Roe is dominating conversation in the conspiracy realm, just as it is everywhere else. Conspiracy expert Mike Rothschild described how the leak “really stole the thunder” of every other theory going around over the past few weeks. Nobody’s talking about Ukrainian biolabs any more, he said. “Everything else that was dominating right wing conspiracy talk for the last few weeks has instantly been forgotten,” Rothschild told me, explaining that the left thinks the right leaked the Roe document, and the right thinks the left leaked it. The fact that it was leaked at all has immediately turned far-right conversation around it towards a “massive conspiracy theory.”


I’m pleased to report that our Shanghai source, who told us last week of his harrowing escape from the locked-down megacity, is back home in Beijing. I asked his family if they were concerned about a looming lockdown in China’s capital, as train stations are shut down and mass isolation centers open up. They’re not even entertaining that thought right now. It’s difficult to imagine how the Chinese Communist Party will control Beijing’s population if it locks down the capital. 

On Weibo and WeChat, an extraordinary phone conversation between a CCP cadre and a frustrated Shanghaier has gone viral. “I’ve never seen Shanghai like this. Chinese people are easygoing to a fault, you could say. But when you mess with their food and basic survival, you’re crossing the line,” the resident says. “If you take away our rice bowls and starve us, we’ll revolt.” He adds: “This is science. It’s not a problem you can solve with grand ideology or a strong fighting spirit. It’s science! And what you’re all doing is pseudoscience.”

The disgraced French doctor, Didier Raoult, who notoriously touted and prescribed the unproven hydroxychloroquine as a treatment to Covid-19, has again come into the spotlight. France’s National Medicines Safety Agency (ANSM) found breaches in his clinical studies conducted prior to the pandemic. Raoult and his research institute have been accused of non-compliance with ethical rules during clinical trials. The agency also filed a legal complaint against Raoult’s institute, for illegally launching trials and submitting false documents. Last November Raoult underwent a disciplinary hearing and received a warning for promoting unproven treatments against Covid-19.

A Russian journalist has published a news item claiming he found a supposed “NATO biolab” in a destroyed building in Mariupol.

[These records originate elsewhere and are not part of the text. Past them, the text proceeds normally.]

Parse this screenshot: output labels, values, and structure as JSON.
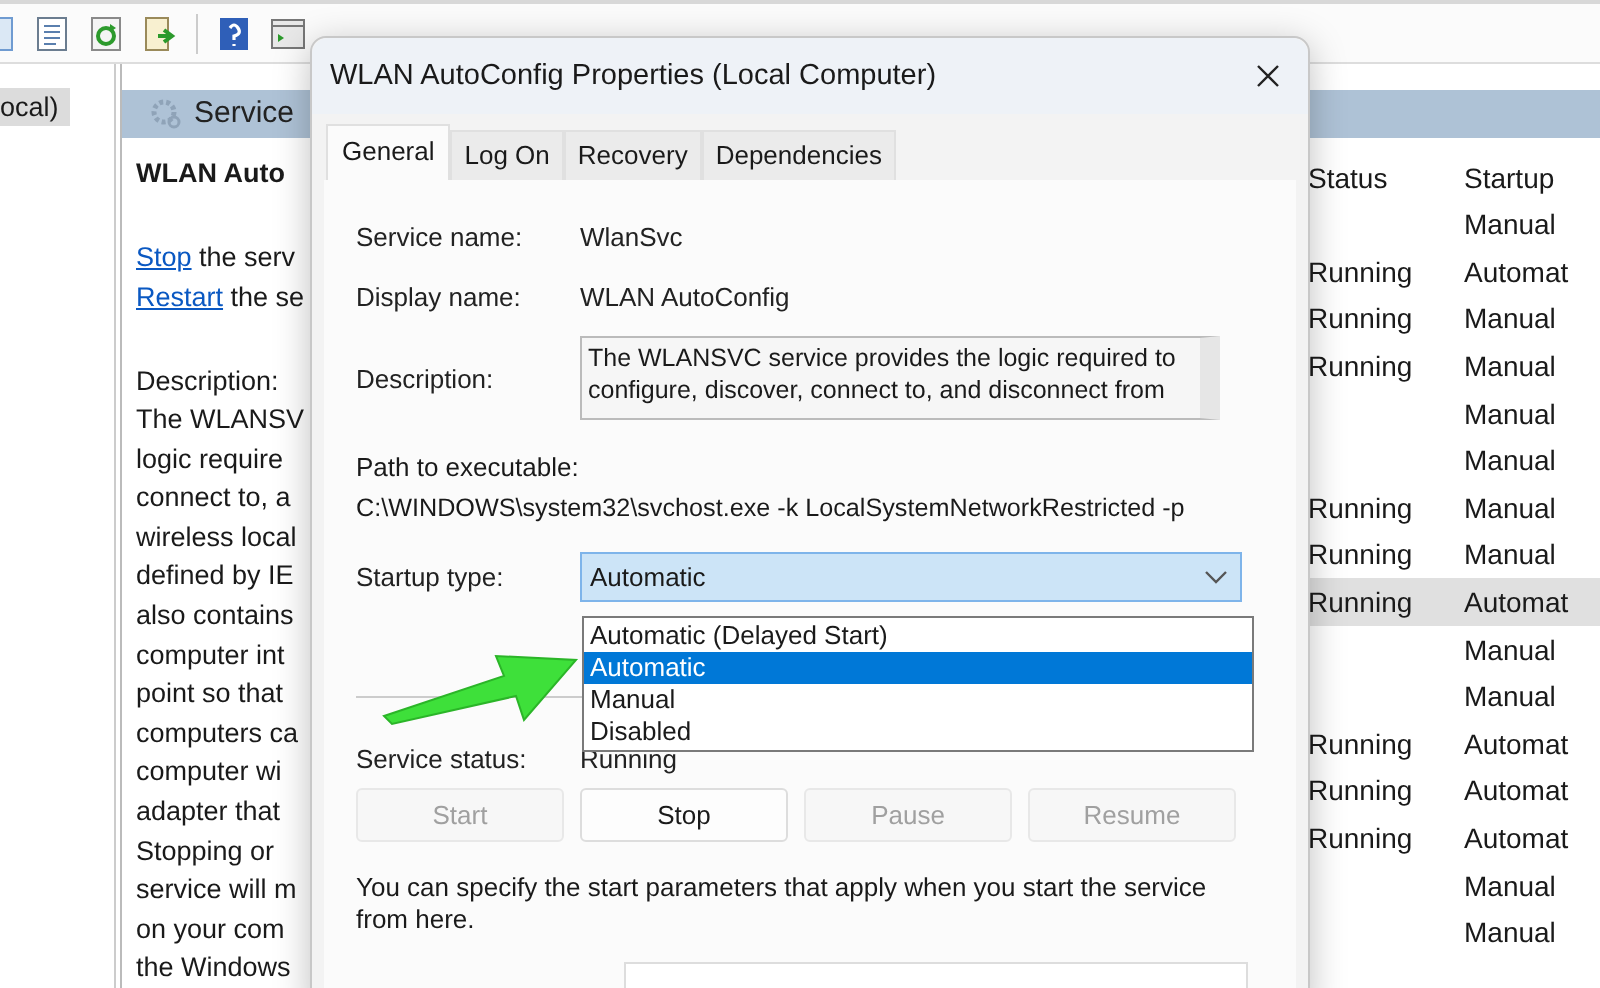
{
  "tree": {
    "items": [
      {
        "label": "ocal)",
        "selected": true
      }
    ]
  },
  "services_panel": {
    "header": "Service",
    "service_title": "WLAN Auto",
    "actions": [
      {
        "link": "Stop",
        "rest": "the serv"
      },
      {
        "link": "Restart",
        "rest": "the se"
      }
    ],
    "description_label": "Description:",
    "description_lines": [
      "The WLANSV",
      "logic require",
      "connect to, a",
      "wireless local",
      "defined by IE",
      "also contains",
      "computer int",
      "point so that",
      "computers ca",
      "computer wi",
      "adapter that",
      "Stopping or",
      "service will m",
      "on your com",
      "the Windows"
    ],
    "columns": [
      "Status",
      "Startup"
    ],
    "rows": [
      {
        "startup": "Manual",
        "selected": false
      },
      {
        "status": "Running",
        "startup": "Automat",
        "selected": false
      },
      {
        "status": "Running",
        "startup": "Manual",
        "selected": false
      },
      {
        "status": "Running",
        "startup": "Manual",
        "selected": false
      },
      {
        "startup": "Manual",
        "selected": false
      },
      {
        "startup": "Manual",
        "selected": false
      },
      {
        "status": "Running",
        "startup": "Manual",
        "selected": false
      },
      {
        "status": "Running",
        "startup": "Manual",
        "selected": false
      },
      {
        "status": "Running",
        "startup": "Automat",
        "selected": true
      },
      {
        "startup": "Manual",
        "selected": false
      },
      {
        "startup": "Manual",
        "selected": false
      },
      {
        "status": "Running",
        "startup": "Automat",
        "selected": false
      },
      {
        "status": "Running",
        "startup": "Automat",
        "selected": false
      },
      {
        "status": "Running",
        "startup": "Automat",
        "selected": false
      },
      {
        "startup": "Manual",
        "selected": false
      },
      {
        "startup": "Manual",
        "selected": false
      }
    ]
  },
  "dialog": {
    "title": "WLAN AutoConfig Properties (Local Computer)",
    "tabs": [
      {
        "label": "General",
        "selected": true
      },
      {
        "label": "Log On",
        "selected": false
      },
      {
        "label": "Recovery",
        "selected": false
      },
      {
        "label": "Dependencies",
        "selected": false
      }
    ],
    "fields": [
      {
        "label": "Service name:",
        "value": "WlanSvc"
      },
      {
        "label": "Display name:",
        "value": "WLAN AutoConfig"
      }
    ],
    "description": {
      "label": "Description:",
      "lines": [
        "The WLANSVC service provides the logic required to",
        "configure, discover, connect to, and disconnect from"
      ]
    },
    "path": {
      "label": "Path to executable:",
      "value": "C:\\WINDOWS\\system32\\svchost.exe -k LocalSystemNetworkRestricted -p"
    },
    "startup": {
      "label": "Startup type:",
      "value": "Automatic",
      "expanded": true,
      "options": [
        {
          "label": "Automatic (Delayed Start)",
          "selected": false
        },
        {
          "label": "Automatic",
          "selected": true
        },
        {
          "label": "Manual",
          "selected": false
        },
        {
          "label": "Disabled",
          "selected": false
        }
      ]
    },
    "status": {
      "label": "Service status:",
      "value": "Running"
    },
    "buttons": [
      {
        "label": "Start",
        "disabled": true
      },
      {
        "label": "Stop",
        "disabled": false
      },
      {
        "label": "Pause",
        "disabled": true
      },
      {
        "label": "Resume",
        "disabled": true
      }
    ],
    "hint": "You can specify the start parameters that apply when you start the service from here."
  }
}
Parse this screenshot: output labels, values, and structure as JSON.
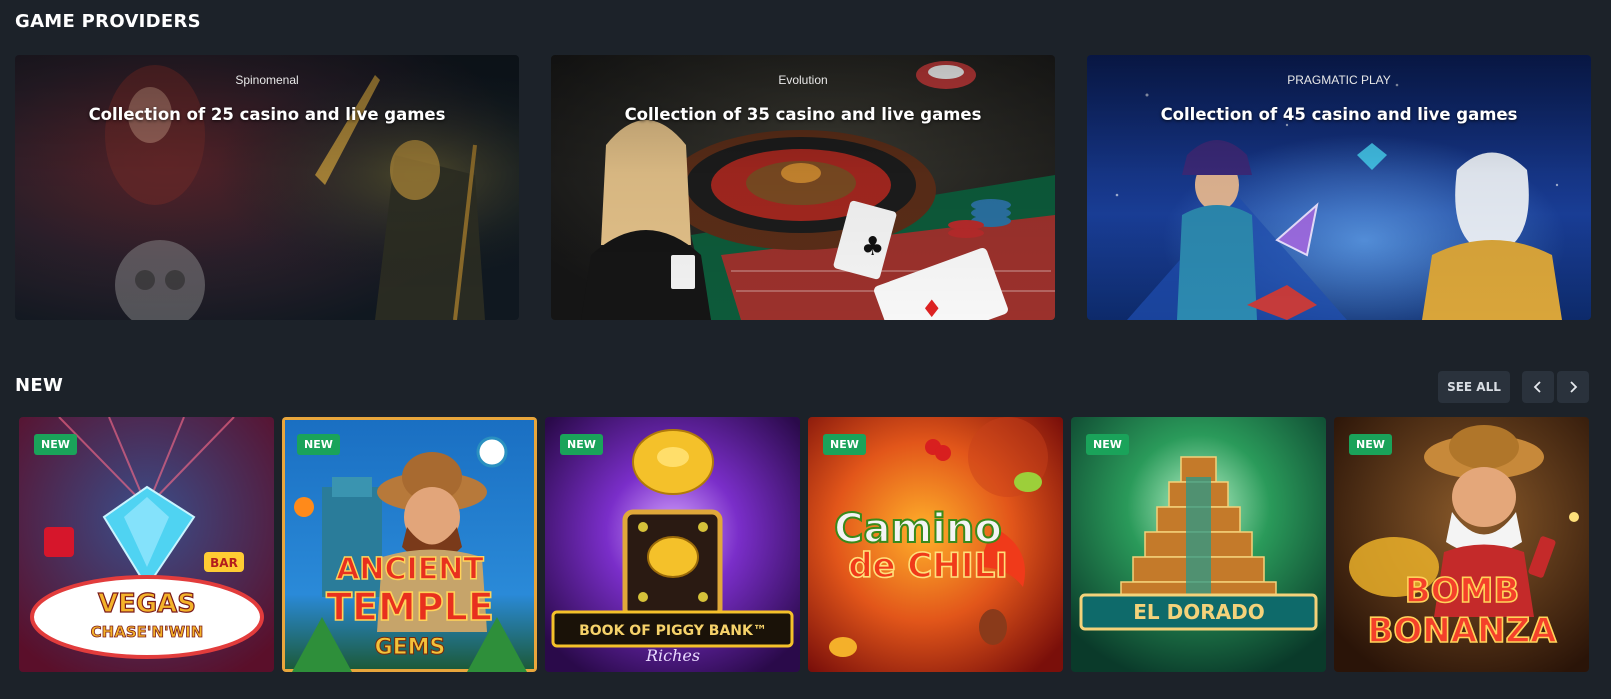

On May 3, Semen Pegov, founder of “WarGonzo” Telegram channel and a war correspondent who is a regular guest on Russian state TV, shared a video with his more than a million subscribers. “Locals told me the lab was set on fire by the security services themselves on February 24, immediately after the special operation to denazify was announced,” he says while walking around the rooms and sifting through the rubble. “It is quite difficult to say exactly what kind of research was happening here, there is no official information. But the fact that Kyiv evacuated research and samples from here even before the storm of Mariupol, says a lot, if you ask me,” Pegov concludes. Claims that NATO labs are producing bioweapons labs have been one of the central narratives embraced and promulgated by Russia to justify its actions in Ukraine, and have been repeatedly proven to be false. 


Last month, our partners at Reveal investigated the disinformation campaign behind a trusted “mom-friendly” pregnancy website, the American Pregnancy Association. Turns out the site is really the brainchild of a Texas anti-abortion activist, and is filled with innacurate information on abortion and reproductive health, hawking unproven blood tests, infertility treatments and pregnancy products.